Halloween is high time for impostors who earn their money on people’s desire to get the best goods for nothing or almost nothing. The scheme is very simple. Scam websites appear for a specific period of time before the holiday and offer the "only today, only here" offers with ridiculously low prices and wonderful discounts. Then get orders and mysteriously disappear. Especially such websites are blooming on different e-commence platforms and Internet marketplaces, where it’s difficult to trace them.
One of Pissed Consumer users fell for this trick with Etsy website:
"Was told i would have my order in time for Halloween. Ordered in plenty of time. Now the owner of the shop will not return my messages and her site is no longer up. I have no idea if rhe item will arrive or not. Other reviews complain of the same thing…"
Pissed Consumer tip
Listen to your intuition first. If the offer seems too good to be true, it usually is. To avoid such a website scam:
- Compare prices on similar stores that deal with seasonal sales.
- Examine carefully the site you’ve found the offer on. First, check the physical location. There must be a clear address, where the business is registered and the phone number for enquiries.
- Make sure if the site is secure in case you want to pay with your credit card. The company URL should contain prefix "https://". However, it’s better not to share your card information with unknown sources and to pay via PayPal.
- Check the seller’s feedback rating, if the website is on the e-commence platform.
Our Pissed Consumer team wishes you lots of fun on Halloween and not to be involved into any horror shopping story. Always remember, that it’s better to be safe than sorry and to be careful every time and everywhere.

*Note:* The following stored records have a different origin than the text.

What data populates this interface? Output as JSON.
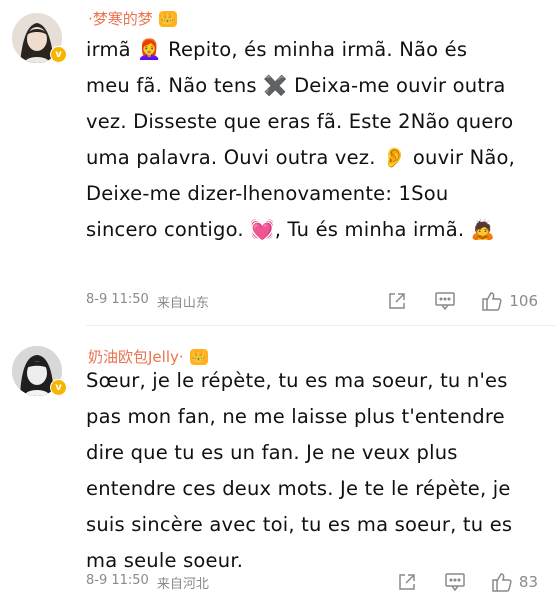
{
  "comments": [
    {
      "username": "·梦寒的梦",
      "badge": "👑",
      "text": "irmã 👩‍🦰 Repito, és minha irmã.  Não és meu fã. Não tens ✖️ Deixa-me ouvir outra vez.  Disseste que eras fã. Este 2Não quero uma palavra.  Ouvi outra vez. 👂 ouvir Não, Deixe-me dizer-lhenovamente: 1Sou sincero contigo. 💓,  Tu és minha irmã. 🙇",
      "time": "8-9 11:50",
      "location": "来自山东",
      "likes": "106"
    },
    {
      "username": "奶油欧包Jelly·",
      "badge": "👑",
      "text": "Sœur, je le répète, tu es ma soeur, tu n'es pas mon fan, ne me laisse plus t'entendre dire que tu es un fan. Je ne veux plus entendre ces deux mots. Je te le répète, je suis sincère avec toi, tu es ma soeur, tu es ma seule soeur.",
      "time": "8-9 11:50",
      "location": "来自河北",
      "likes": "83"
    }
  ],
  "icons": {
    "share": "share-icon",
    "comment": "comment-icon",
    "like": "thumbs-up-icon",
    "verified": "verified-badge-icon"
  },
  "colors": {
    "username": "#eb7350",
    "meta": "#8a8a8a",
    "badge": "#ffb21e",
    "verified": "#f7b500"
  }
}
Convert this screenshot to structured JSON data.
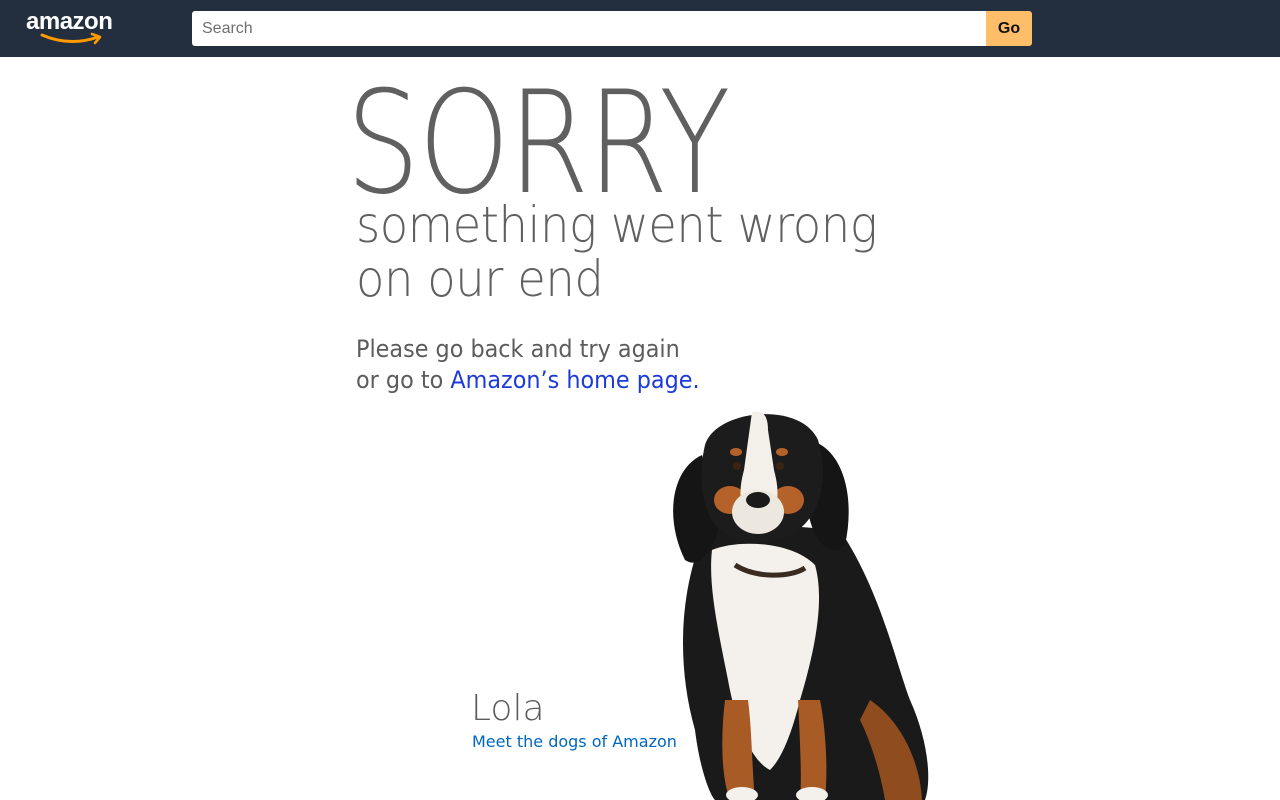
{
  "header": {
    "logo_text": "amazon",
    "search_placeholder": "Search",
    "search_value": "",
    "go_label": "Go"
  },
  "error": {
    "headline": "SORRY",
    "subtitle_line1": "something went wrong",
    "subtitle_line2": "on our end",
    "instruction_line1": "Please go back and try again",
    "instruction_line2_prefix": "or go to ",
    "home_link_label": "Amazon’s home page."
  },
  "dog": {
    "name": "Lola",
    "link_label": "Meet the dogs of Amazon"
  },
  "colors": {
    "header_bg": "#232f3e",
    "go_button": "#febd69",
    "logo_smile": "#ff9900",
    "link": "#0066c0",
    "home_link": "#1d3bd9"
  }
}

While every effort has been made to ensure the accuracy of this publication, it is not intended to provide legal, medical, accounting, investment, or any other professional advice as individual situations will differ and should be discussed with an expert and/or lawyer.